In order to build the platform, the government established a standing committee which included representatives from the Ministry of Agriculture, the Information Communication Technology Agency, and the State Bureau of Statistics. This team sat weekly to deliberate and agree upon the process for the platform’s creation, including the design of data collection across 3,700 wards in the Orhionmwon area. The government also engaged the expertise of external stakeholders, including software company SabiHub, the Edo State Farmers Cooperative Agency, and members of local governments. These partnerships were critical to collecting a wide range of data on the location, type of produce, size and markets of the relevant farms.

Importantly, the project also engaged local communities in the data collection process. Data collectors held workshops with local communities, sharing the importance of open data and the potential economic benefits for farmers for capturing information about their farms. These workshops enabled collectors to overcome misconceptions about the data being collected and its intended use.

During the project, the team received additional support from the ODI through regular mentoring meetings. These meetings provided an opportunity for the project leads to explain issues and receive expert advice, particularly around funding and communications.

Emerging Outcomes

The EDAH platform was shared in late December 2016, and provided the first central repository for farming data in Edo State. The conclusion of this first phase of the project has demonstrated the impact of effective partnerships, both across and outside government, in prioritising high demand data for publication. By bringing together expertise from different ministries, companies and community organisations, the team successfully delivered a platform that will address the information gap between farms, investors and the government in Edo State.

The government is currently utilising the data on the portal for planning around agricultural policy, and the project has been included in the government’s budget for this year.

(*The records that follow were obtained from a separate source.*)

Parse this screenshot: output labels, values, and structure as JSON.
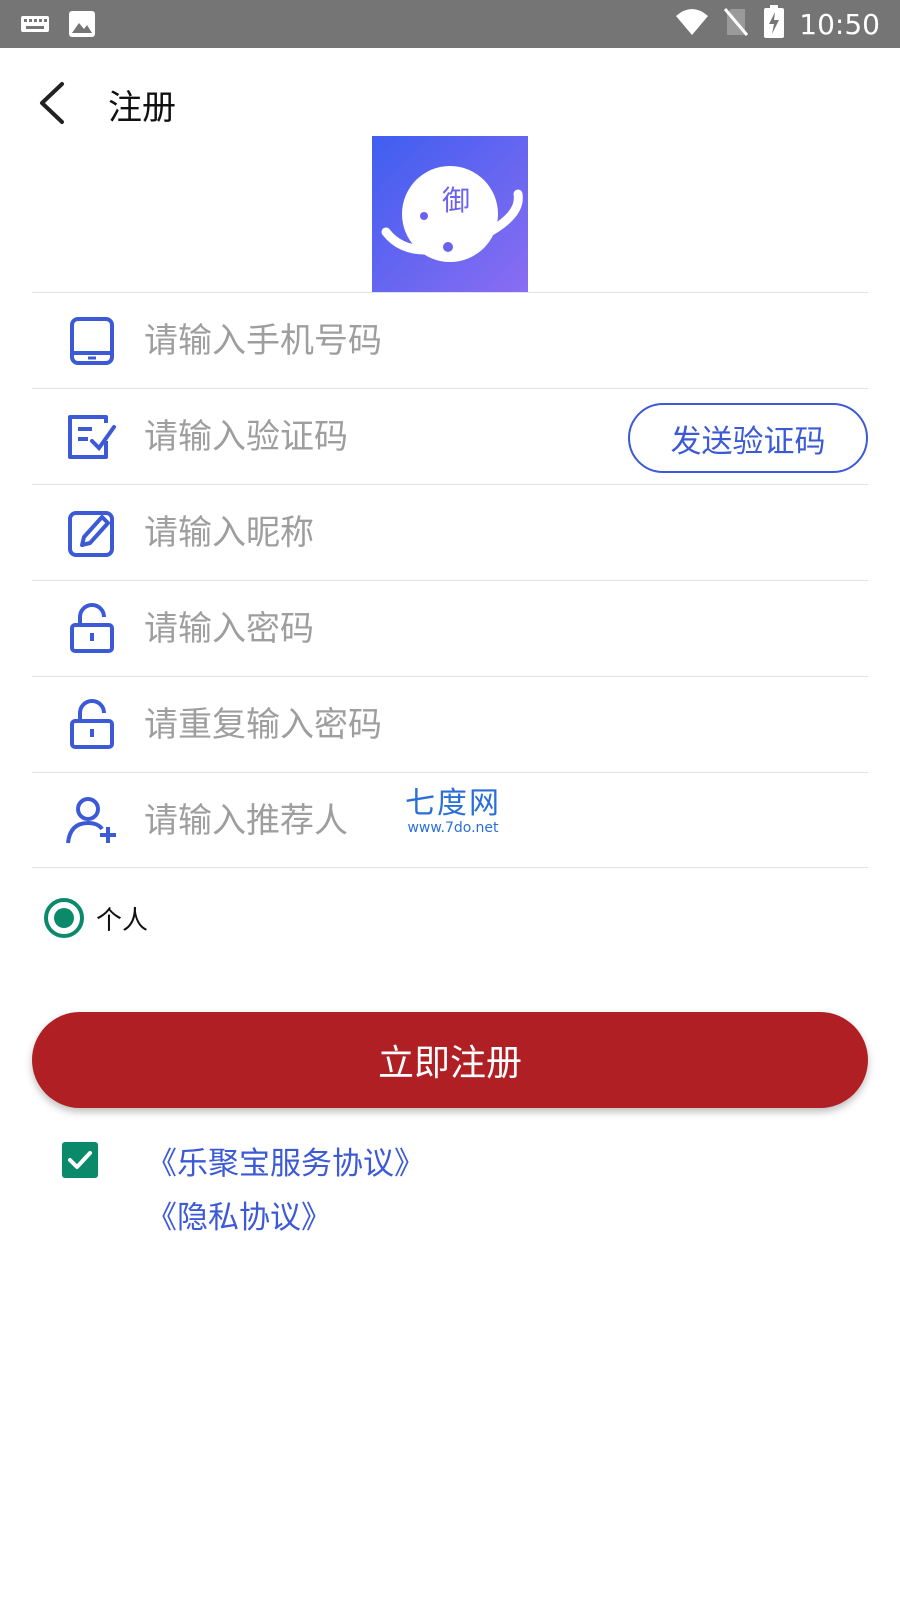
{
  "status_bar": {
    "time": "10:50",
    "background": "#757575",
    "left_icons": [
      "keyboard-icon",
      "image-icon"
    ],
    "right_icons": [
      "wifi-icon",
      "no-sim-icon",
      "battery-charging-icon"
    ]
  },
  "header": {
    "title": "注册",
    "back_icon": "chevron-left-icon"
  },
  "logo": {
    "glyph": "御",
    "colors": [
      "#3f5ef0",
      "#8a6df2"
    ]
  },
  "form": {
    "phone": {
      "placeholder": "请输入手机号码",
      "icon": "phone-icon"
    },
    "code": {
      "placeholder": "请输入验证码",
      "icon": "checklist-icon",
      "send_button": "发送验证码"
    },
    "nickname": {
      "placeholder": "请输入昵称",
      "icon": "edit-icon"
    },
    "password": {
      "placeholder": "请输入密码",
      "icon": "lock-icon"
    },
    "password_repeat": {
      "placeholder": "请重复输入密码",
      "icon": "lock-icon"
    },
    "referrer": {
      "placeholder": "请输入推荐人",
      "icon": "add-user-icon"
    }
  },
  "watermark": {
    "main": "七度网",
    "sub": "www.7do.net"
  },
  "account_type": {
    "label": "个人",
    "selected": true
  },
  "submit": {
    "label": "立即注册"
  },
  "agreement": {
    "checked": true,
    "service_link": "《乐聚宝服务协议》",
    "privacy_link": "《隐私协议》"
  },
  "colors": {
    "accent_blue": "#3d5ad6",
    "submit_red": "#b01f24",
    "check_green": "#0b8a6b",
    "placeholder_gray": "#9e9e9e",
    "divider": "#e3e3e3"
  }
}
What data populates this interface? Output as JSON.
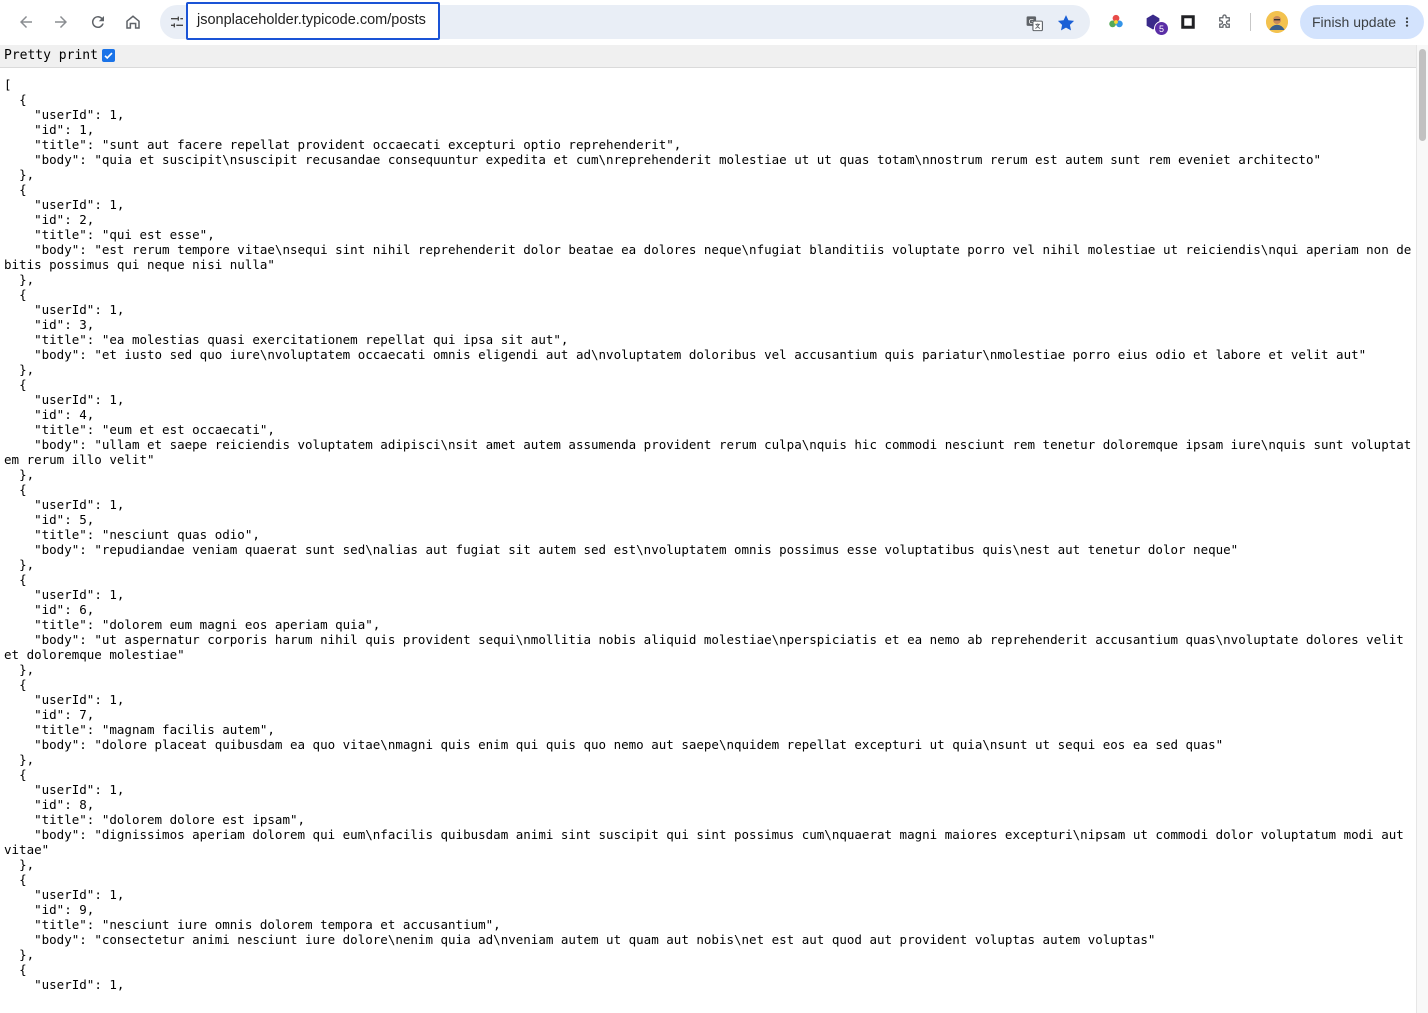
{
  "browser": {
    "url": "jsonplaceholder.typicode.com/posts",
    "update_button_label": "Finish update",
    "extension_badge": "5",
    "accent_color": "#1a53d6"
  },
  "icons": {
    "back": "back-arrow-icon",
    "forward": "forward-arrow-icon",
    "reload": "reload-icon",
    "home": "home-icon",
    "site_info": "tune-icon",
    "translate": "translate-icon",
    "bookmark": "star-icon",
    "extensions": "puzzle-icon",
    "menu": "kebab-menu-icon"
  },
  "viewer": {
    "pretty_print_label": "Pretty print",
    "pretty_print_checked": true,
    "json_text": "[\n  {\n    \"userId\": 1,\n    \"id\": 1,\n    \"title\": \"sunt aut facere repellat provident occaecati excepturi optio reprehenderit\",\n    \"body\": \"quia et suscipit\\nsuscipit recusandae consequuntur expedita et cum\\nreprehenderit molestiae ut ut quas totam\\nnostrum rerum est autem sunt rem eveniet architecto\"\n  },\n  {\n    \"userId\": 1,\n    \"id\": 2,\n    \"title\": \"qui est esse\",\n    \"body\": \"est rerum tempore vitae\\nsequi sint nihil reprehenderit dolor beatae ea dolores neque\\nfugiat blanditiis voluptate porro vel nihil molestiae ut reiciendis\\nqui aperiam non debitis possimus qui neque nisi nulla\"\n  },\n  {\n    \"userId\": 1,\n    \"id\": 3,\n    \"title\": \"ea molestias quasi exercitationem repellat qui ipsa sit aut\",\n    \"body\": \"et iusto sed quo iure\\nvoluptatem occaecati omnis eligendi aut ad\\nvoluptatem doloribus vel accusantium quis pariatur\\nmolestiae porro eius odio et labore et velit aut\"\n  },\n  {\n    \"userId\": 1,\n    \"id\": 4,\n    \"title\": \"eum et est occaecati\",\n    \"body\": \"ullam et saepe reiciendis voluptatem adipisci\\nsit amet autem assumenda provident rerum culpa\\nquis hic commodi nesciunt rem tenetur doloremque ipsam iure\\nquis sunt voluptatem rerum illo velit\"\n  },\n  {\n    \"userId\": 1,\n    \"id\": 5,\n    \"title\": \"nesciunt quas odio\",\n    \"body\": \"repudiandae veniam quaerat sunt sed\\nalias aut fugiat sit autem sed est\\nvoluptatem omnis possimus esse voluptatibus quis\\nest aut tenetur dolor neque\"\n  },\n  {\n    \"userId\": 1,\n    \"id\": 6,\n    \"title\": \"dolorem eum magni eos aperiam quia\",\n    \"body\": \"ut aspernatur corporis harum nihil quis provident sequi\\nmollitia nobis aliquid molestiae\\nperspiciatis et ea nemo ab reprehenderit accusantium quas\\nvoluptate dolores velit et doloremque molestiae\"\n  },\n  {\n    \"userId\": 1,\n    \"id\": 7,\n    \"title\": \"magnam facilis autem\",\n    \"body\": \"dolore placeat quibusdam ea quo vitae\\nmagni quis enim qui quis quo nemo aut saepe\\nquidem repellat excepturi ut quia\\nsunt ut sequi eos ea sed quas\"\n  },\n  {\n    \"userId\": 1,\n    \"id\": 8,\n    \"title\": \"dolorem dolore est ipsam\",\n    \"body\": \"dignissimos aperiam dolorem qui eum\\nfacilis quibusdam animi sint suscipit qui sint possimus cum\\nquaerat magni maiores excepturi\\nipsam ut commodi dolor voluptatum modi aut vitae\"\n  },\n  {\n    \"userId\": 1,\n    \"id\": 9,\n    \"title\": \"nesciunt iure omnis dolorem tempora et accusantium\",\n    \"body\": \"consectetur animi nesciunt iure dolore\\nenim quia ad\\nveniam autem ut quam aut nobis\\net est aut quod aut provident voluptas autem voluptas\"\n  },\n  {\n    \"userId\": 1,"
  }
}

This will ensure that the project is likely to be sustainable into the future.

In future, the team plans to repeat the data collection and community workshop process in the remaining 17 local government areas in Edo, so that the portal will provide a comprehensive overview of farming in the state.

For further information, see pictures of their data collection and videos on their findings.

Originally published at on June 7, 2017.